Here’s an excerpt from a Motley Fool report:
“Regal Entertainment delivered a lot of impressive numbers in Fiscal 2013, including a 3.6% increase in attendance and a 0.3% bump in average ticket price. However, comp screen attendance dropped 2.4%. The improved attendance occurred because of the company’s recent acquisitions, instead of repeat moviegoers. This likely indicates that fewer people are going to the movies than in the past, which would make Regal Entertainment’s potential to grow the top and bottom lines simultaneously very challenging. That being said, shareholders should take heart as Regal Entertainment is willing to close under-performing theaters — it closed six theaters (52 screens) in Fiscal 2013.”
A Seeking Alpha contributor is even more bullish on Regal:
“While shares of Regal Entertainment have rallied nicely from here, I believe the bull run is far from over. The movie-going business has proven to be extremely resilient, virtually immune from home watching with annual sales growth of 3%. At the same time, Regal has recognized that increased concession sales are far more lucrative than increased ticket sales and has focused its business appropriately through expanded menus and a pilot dine-at-your-seat program. These factors will help RGC grow faster than the industry while improving overall margins.”
Regal is the largest movie theater operator in the country with more than 7,300 screens in 575 theaters nationwide and Guam, Saipan, American Samoa.
Click here for the Motley Fool analysis.

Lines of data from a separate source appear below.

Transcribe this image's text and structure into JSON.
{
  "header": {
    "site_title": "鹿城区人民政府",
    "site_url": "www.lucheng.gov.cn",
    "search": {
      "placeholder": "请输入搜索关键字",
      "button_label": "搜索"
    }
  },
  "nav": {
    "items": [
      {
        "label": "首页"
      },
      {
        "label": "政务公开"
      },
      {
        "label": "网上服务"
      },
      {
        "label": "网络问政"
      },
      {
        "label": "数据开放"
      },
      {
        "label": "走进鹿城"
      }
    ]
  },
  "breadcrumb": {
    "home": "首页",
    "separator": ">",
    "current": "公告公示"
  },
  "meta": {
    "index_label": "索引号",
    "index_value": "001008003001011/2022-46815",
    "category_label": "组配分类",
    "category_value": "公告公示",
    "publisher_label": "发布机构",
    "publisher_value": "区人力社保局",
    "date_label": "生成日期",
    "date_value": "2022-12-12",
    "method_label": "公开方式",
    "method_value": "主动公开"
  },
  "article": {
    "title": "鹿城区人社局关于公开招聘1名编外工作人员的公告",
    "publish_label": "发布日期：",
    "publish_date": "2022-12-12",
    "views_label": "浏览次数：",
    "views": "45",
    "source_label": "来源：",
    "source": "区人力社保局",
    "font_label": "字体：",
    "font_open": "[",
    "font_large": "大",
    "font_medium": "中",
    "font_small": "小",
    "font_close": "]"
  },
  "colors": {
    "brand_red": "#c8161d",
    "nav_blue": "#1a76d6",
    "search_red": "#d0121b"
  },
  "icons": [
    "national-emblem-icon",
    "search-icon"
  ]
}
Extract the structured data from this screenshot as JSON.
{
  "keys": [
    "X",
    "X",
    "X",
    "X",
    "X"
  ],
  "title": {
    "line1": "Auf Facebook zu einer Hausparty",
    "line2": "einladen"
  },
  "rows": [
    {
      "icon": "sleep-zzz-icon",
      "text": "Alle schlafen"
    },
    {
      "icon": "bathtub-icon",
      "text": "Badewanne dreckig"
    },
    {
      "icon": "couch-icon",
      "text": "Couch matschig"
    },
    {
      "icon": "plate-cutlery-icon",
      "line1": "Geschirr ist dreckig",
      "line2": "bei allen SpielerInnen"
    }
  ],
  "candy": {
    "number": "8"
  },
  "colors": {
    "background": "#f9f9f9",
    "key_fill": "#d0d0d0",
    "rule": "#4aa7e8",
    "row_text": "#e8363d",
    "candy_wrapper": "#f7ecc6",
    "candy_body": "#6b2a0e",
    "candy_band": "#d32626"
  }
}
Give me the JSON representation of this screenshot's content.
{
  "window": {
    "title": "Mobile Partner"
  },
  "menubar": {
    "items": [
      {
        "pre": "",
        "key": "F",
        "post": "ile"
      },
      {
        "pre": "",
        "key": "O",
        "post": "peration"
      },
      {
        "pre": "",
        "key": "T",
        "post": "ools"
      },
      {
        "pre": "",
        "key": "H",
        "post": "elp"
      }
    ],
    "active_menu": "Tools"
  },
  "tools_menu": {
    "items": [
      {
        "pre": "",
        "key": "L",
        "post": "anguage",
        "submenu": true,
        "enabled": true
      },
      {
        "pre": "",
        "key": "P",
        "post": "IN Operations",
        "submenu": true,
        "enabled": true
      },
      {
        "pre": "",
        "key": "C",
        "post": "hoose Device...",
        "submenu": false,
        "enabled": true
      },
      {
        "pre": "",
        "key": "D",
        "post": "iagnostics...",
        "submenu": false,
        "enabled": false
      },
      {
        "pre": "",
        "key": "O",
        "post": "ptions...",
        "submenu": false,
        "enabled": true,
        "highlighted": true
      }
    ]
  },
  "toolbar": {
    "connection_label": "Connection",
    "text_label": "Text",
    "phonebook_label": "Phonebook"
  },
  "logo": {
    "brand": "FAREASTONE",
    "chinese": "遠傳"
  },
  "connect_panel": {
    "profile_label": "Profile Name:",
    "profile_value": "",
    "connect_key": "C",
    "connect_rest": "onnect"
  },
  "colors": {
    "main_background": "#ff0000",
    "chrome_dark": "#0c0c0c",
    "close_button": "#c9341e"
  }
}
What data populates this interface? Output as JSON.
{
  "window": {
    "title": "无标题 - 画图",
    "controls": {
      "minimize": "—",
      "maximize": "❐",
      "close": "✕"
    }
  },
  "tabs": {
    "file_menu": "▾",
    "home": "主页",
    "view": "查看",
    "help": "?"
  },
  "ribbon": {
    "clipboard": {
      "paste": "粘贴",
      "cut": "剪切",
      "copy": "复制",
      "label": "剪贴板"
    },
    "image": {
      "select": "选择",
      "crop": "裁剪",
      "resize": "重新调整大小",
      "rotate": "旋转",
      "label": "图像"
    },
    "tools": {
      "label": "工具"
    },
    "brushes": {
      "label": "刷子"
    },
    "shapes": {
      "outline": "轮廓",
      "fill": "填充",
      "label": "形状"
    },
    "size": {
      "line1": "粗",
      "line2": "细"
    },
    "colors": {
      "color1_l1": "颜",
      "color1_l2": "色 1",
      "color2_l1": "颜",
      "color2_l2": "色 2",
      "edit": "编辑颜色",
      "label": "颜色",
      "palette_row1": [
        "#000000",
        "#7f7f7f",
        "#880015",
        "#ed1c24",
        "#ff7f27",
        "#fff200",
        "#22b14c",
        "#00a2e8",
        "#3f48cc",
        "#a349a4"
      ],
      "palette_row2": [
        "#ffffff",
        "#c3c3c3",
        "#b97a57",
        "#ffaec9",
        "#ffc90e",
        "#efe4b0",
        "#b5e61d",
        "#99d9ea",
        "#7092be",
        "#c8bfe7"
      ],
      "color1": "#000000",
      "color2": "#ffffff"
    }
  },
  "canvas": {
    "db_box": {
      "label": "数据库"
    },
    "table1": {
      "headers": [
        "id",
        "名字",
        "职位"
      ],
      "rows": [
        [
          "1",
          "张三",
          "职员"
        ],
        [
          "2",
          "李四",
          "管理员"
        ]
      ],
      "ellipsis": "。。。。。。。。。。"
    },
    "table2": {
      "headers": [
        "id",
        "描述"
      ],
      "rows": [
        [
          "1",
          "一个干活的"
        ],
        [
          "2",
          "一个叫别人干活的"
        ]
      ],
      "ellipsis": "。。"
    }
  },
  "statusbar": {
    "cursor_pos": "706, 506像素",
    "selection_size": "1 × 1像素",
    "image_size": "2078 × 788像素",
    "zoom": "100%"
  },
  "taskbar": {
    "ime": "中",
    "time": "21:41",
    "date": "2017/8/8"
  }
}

Click here for the Seeking Alpha report.
Is Green Mountain Coffee Roasters a merger target? If so, what does that mean for the company’s relatively new roasting and distribution plant in Knox County?
Green Mountain Coffee
The maker of the Keurig single cup brewer system has seen its share price plunge from nearly $116 a few months ago to less than $18 today. As its stock has spiraled lower, talk of a takeover has increased.
Green Mountain expanded to Knoxville in 2008, investing millions in a distribution and production plant in Forks of the River Industrial Park, where it employs several hundred workers.
Miller Energy Resources has received its share of online criticism in recent months – that’s what happens when you have to refile corrected financial reports and a class-action lawsuit hangs over your head.
But in a somewhat surprising turn, the Knoxville oil company has been the subject of positive online commentary in recent days.
A report posted today on the website Seeking Alpha by an anonymous contributor called Rougemont includes Miller among a group of undervalued oil stocks.
Like a number of very successful companies, Knoxville-based Scripps Networks Interactive Inc. is sitting on a big pile of cash. We’re talking several hundred million dollars.
Having a lot of cash can be comforting in an uncertain economy, but is it really a good idea? It used to be “considered bad form, even indicative of poor management” to have too much cash, Daniel Carver writes in a piece for the website Seeking Alpha.
Carver looks at the cash holdings of five companies — Scripps, Google, Tiffany, Analog Devices and Xilinx. His comments about Scripps Networks are less than enthusiastic.
Today’s market rally is boosting a couple of stocks of local interest that have struggled to hold their value in recent weeks.
Shares of Maryville-based restaurant chain Ruby Tuesday were up about 3.3 percent at midday to $6.92. Shares of Green Mountain Coffee Roasters, which has a major roasting and distribution operation in Knoxville, were up about 3.6 percent to more than $51.
However, RT stock remains close to its 52-week low, and GMCR has seen its share price cut in half in the last two months. Check out these online commentaries about Kevin Clayton’s recent purchase of RT stock; and Green Mountain’s rapid price drop.
TheStreetSweeper has a particularly critical report that questions the value of the company’s Alaskan assets, among other things.
StreetSweeper also takes a jab at Miller CEO Scott Boruff’s purchase a few weeks ago of Villa Collina, a 36,720-square-foot mansion Knoxville; and his use of a company airplane for trips to the Florida beach and “to or from a small town in Delaware – located near the home of the CEO’s girlfriend …”